Infection Control-Our Standard
As you are aware, there is a growing concern in the United States about the transmission of infectious diseases. Dr. Gupta is proud that Sunnyvale Dental Care’s sterilization protocol meets and exceeds the compliance regulations mandated by OSHA, CDC (Centers for Disease Control) and The American Dental Association for Infection Prevention and patient safety. In fact, Sunnyvale Dentist, Dr. Gupta has said, “Infection control in any dental setting is not only limited to practicing certain protocols or even using advanced dental technology to sterilize the instruments, it is definitely more than that, it involves a lot more commitment. It is about creating a culture of safety that encompasses that all staff be mindful at all times of the true meaning of a sterilized field and what it takes to maintain it for as long as needed.”
To reduce your concern about infectious disease transmission, here are few questions that will help you understand about sterilization and disinfection process at Sunnyvale Dental Care:
What is Infection Control?
Infection control is a set of recommended safety precautions that dentists implement to protect their patients and staff in the office. Strict infection control is required to prevent the spread of disease, since many dental procedures involve direct contact with blood and saliva. Improved infection-control procedures with heightened awareness of the dangers of infection mean that the instruments and supplies your dentist uses in your mouth are either heat-sterilized or they are disposable items intended for one-time use.
Today, these infection-control tools are required in all dental practices. To fight the spread of diseases, such as human immunodeficiency virus (HIV), hepatitis B, syphilis and herpes viruses, your dentist has strict procedures and may use a variety of measures to ensure that instruments used during dental procedures are sterile. As an extra precaution, many dentists and their staff are vaccinated for hepatitis B, to prevent them from potentially passing it on to patients. Sterilizing dental instruments, a process that destroys all forms of microbial life, is also an important part of infection control in a dental office.
How else does my Dentist protect me?
Your dentist may use a variety of protective items that are used once and then thrown away, including gloves, masks, paper drapes, suction/water tube tips and needles.
Sunnyvale Dentist, Dr. Gupta and his assistants can use different kinds of protective gloves. Latex or vinyl gloves are used for patient examinations and procedures and are worn whenever skin could be in contact with body fluids. Between patients, the gloves are thrown away, the hands washed and a new set of gloves is used to treat the next patient. If you are allergic to rubber or latex, your dentist can wear nitrile gloves, which does not contain any latex or rubber proteins.
For cleaning and sterilizing instruments, heavy rubber utility gloves are used.
What are Universal Precautions?
Universal precautions, used for every patient, are safety procedures established by the Centers for Disease Control and Prevention (CDC) and the American Dental Association (ADA). These precautions require all dental staff involved in patient care to use appropriate protective wear, such as gloves, masks and eyewear.
Do dentists sterilize the handpiece (drill) and other instruments after each patient?
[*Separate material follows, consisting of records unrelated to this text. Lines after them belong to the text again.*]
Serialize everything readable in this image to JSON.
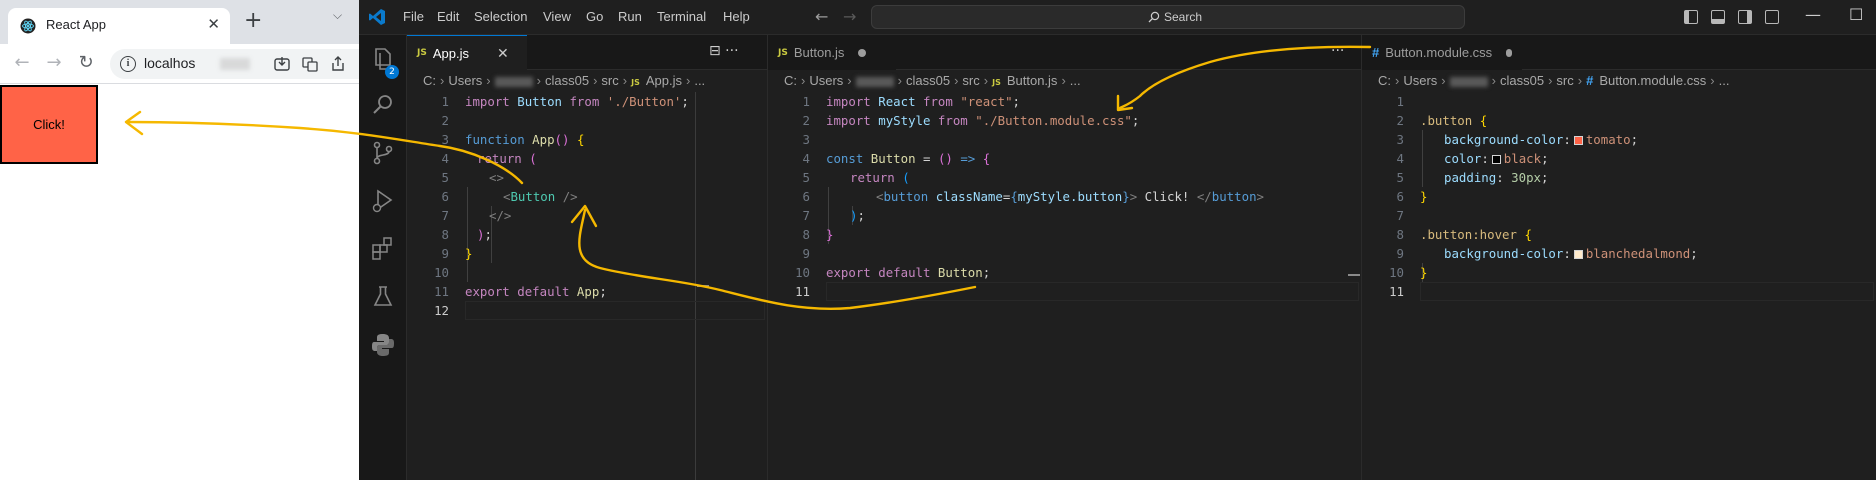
{
  "browser": {
    "tab_title": "React App",
    "tab_close": "✕",
    "new_tab": "+",
    "tab_menu": "⌵",
    "url": "localhos",
    "nav": {
      "back": "←",
      "forward": "→",
      "reload": "↻"
    },
    "page_button_label": "Click!"
  },
  "vscode": {
    "menu": [
      "File",
      "Edit",
      "Selection",
      "View",
      "Go",
      "Run",
      "Terminal",
      "Help"
    ],
    "nav_back": "←",
    "nav_forward": "→",
    "search_label": "Search",
    "window_controls": {
      "minimize": "—",
      "maximize": "☐"
    },
    "source_control_badge": "2",
    "colors": {
      "accent": "#0078d4",
      "tomato": "#ff6347",
      "black": "#000000",
      "blanchedalmond": "#ffebcd",
      "annotation": "#f5b800"
    },
    "groups": [
      {
        "tab": {
          "icon": "JS",
          "label": "App.js",
          "close": "✕",
          "actions": "⊟   ···"
        },
        "breadcrumb": [
          "C:",
          "Users",
          "class05",
          "src",
          "App.js",
          "..."
        ],
        "breadcrumb_icon": "JS",
        "lines": [
          "1",
          "2",
          "3",
          "4",
          "5",
          "6",
          "7",
          "8",
          "9",
          "10",
          "11",
          "12"
        ],
        "current_line": "12"
      },
      {
        "tab": {
          "icon": "JS",
          "label": "Button.js",
          "actions": "···"
        },
        "breadcrumb": [
          "C:",
          "Users",
          "class05",
          "src",
          "Button.js",
          "..."
        ],
        "breadcrumb_icon": "JS",
        "lines": [
          "1",
          "2",
          "3",
          "4",
          "5",
          "6",
          "7",
          "8",
          "9",
          "10",
          "11"
        ],
        "current_line": "11"
      },
      {
        "tab": {
          "icon": "#",
          "label": "Button.module.css"
        },
        "breadcrumb": [
          "C:",
          "Users",
          "class05",
          "src",
          "Button.module.css",
          "..."
        ],
        "breadcrumb_icon": "#",
        "lines": [
          "1",
          "2",
          "3",
          "4",
          "5",
          "6",
          "7",
          "8",
          "9",
          "10",
          "11"
        ],
        "current_line": "11"
      }
    ],
    "app_js": {
      "l1": {
        "import": "import",
        "name": "Button",
        "from": "from",
        "path": "'./Button'",
        "semi": ";"
      },
      "l3": {
        "function": "function",
        "name": "App",
        "parens": "()",
        "brace": "{"
      },
      "l4": {
        "return": "return",
        "paren": "("
      },
      "l5": {
        "frag": "<>"
      },
      "l6": {
        "open": "<",
        "tag": "Button",
        "close": "/>"
      },
      "l7": {
        "frag": "</>"
      },
      "l8": {
        "paren": ")",
        "semi": ";"
      },
      "l9": {
        "brace": "}"
      },
      "l11": {
        "export": "export",
        "default": "default",
        "name": "App",
        "semi": ";"
      }
    },
    "button_js": {
      "l1": {
        "import": "import",
        "name": "React",
        "from": "from",
        "path": "\"react\"",
        "semi": ";"
      },
      "l2": {
        "import": "import",
        "name": "myStyle",
        "from": "from",
        "path": "\"./Button.module.css\"",
        "semi": ";"
      },
      "l4": {
        "const": "const",
        "name": "Button",
        "eq": "=",
        "parens": "()",
        "arrow": "=>",
        "brace": "{"
      },
      "l5": {
        "return": "return",
        "paren": "("
      },
      "l6": {
        "open": "<",
        "tag": "button",
        "attr": "className",
        "eq": "=",
        "lb": "{",
        "expr": "myStyle.button",
        "rb": "}",
        "gt": ">",
        "text": " Click! ",
        "close_open": "</",
        "close_tag": "button",
        "close_gt": ">"
      },
      "l7": {
        "paren": ")",
        "semi": ";"
      },
      "l8": {
        "brace": "}"
      },
      "l10": {
        "export": "export",
        "default": "default",
        "name": "Button",
        "semi": ";"
      }
    },
    "button_css": {
      "l2": {
        "selector": ".button",
        "brace": "{"
      },
      "l3": {
        "prop": "background-color",
        "colon": ":",
        "value": "tomato",
        "semi": ";"
      },
      "l4": {
        "prop": "color",
        "colon": ":",
        "value": "black",
        "semi": ";"
      },
      "l5": {
        "prop": "padding",
        "colon": ":",
        "num": "30px",
        "semi": ";"
      },
      "l6": {
        "brace": "}"
      },
      "l8": {
        "selector": ".button:hover",
        "brace": "{"
      },
      "l9": {
        "prop": "background-color",
        "colon": ":",
        "value": "blanchedalmond",
        "semi": ";"
      },
      "l10": {
        "brace": "}"
      }
    }
  }
}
Dentists sterilize handpieces and other instruments between patients to prevent the transmission of diseases. Dental offices follow and monitor specific heat-sterilization procedures, which are outlined by the CDC and the ADA.
- To start with, all instruments are placed in an ultrasonic cleaner for 15 minutes.
- All of the instruments are dried, wrapped or packaged with internal monitors for each set of instruments, to indicate that each set has been properly processed.
- Most dental instruments are sterilized in special machines; it takes much more than just soap and water to make sure instruments are free of bacteria. Recommended sterilization methods include placing these tools into an autoclave (steam under pressure), a dry-heat oven or chemical vapor (commonly called a chemiclave). Sunnyvale Dental Care uses steam autoclave for 40 minutes. Our sterilizer is tested for effectiveness on a weekly basis, according to CDC guidelines.
- The instrument packages are dated and kept in a safe place to maintain the sterility till the time of use.
How are other objects sterilized?
Before you enter the examination room, all surfaces, such as the dental chair, drawer handles and countertops are disinfected. To sterilize equipment that can’t be moved, such as X-ray units and countertops, disinfectant is applied after each patient to ensure a germ-free environment. Some offices may drape this equipment with protective covers, which are replaced after each patient. Disposable sharp items, such as needles, that cannot be sterilized are disposed of in puncture-resistant biohazard containers. Anything contaminated with blood or saliva is disposed of in special containers with safety lids.
Infection control and universal precautions protect patients and staff alike. Everyone benefits from rigorous infection control — you, your dentist, and the dental team. The cornerstone in a good and safe dental practice is the element of trust. You should feel free to discuss this topic with Dr. Gupta and receive a straightforward answer. You can ask our staff to show our sterilization room and how we sterilize our instruments.
Learn more when you visit Sunnyvale Dental Care. Call Sunnyvale Dentist Dr. Gupta at 408-720-0900 to schedule a consultation today!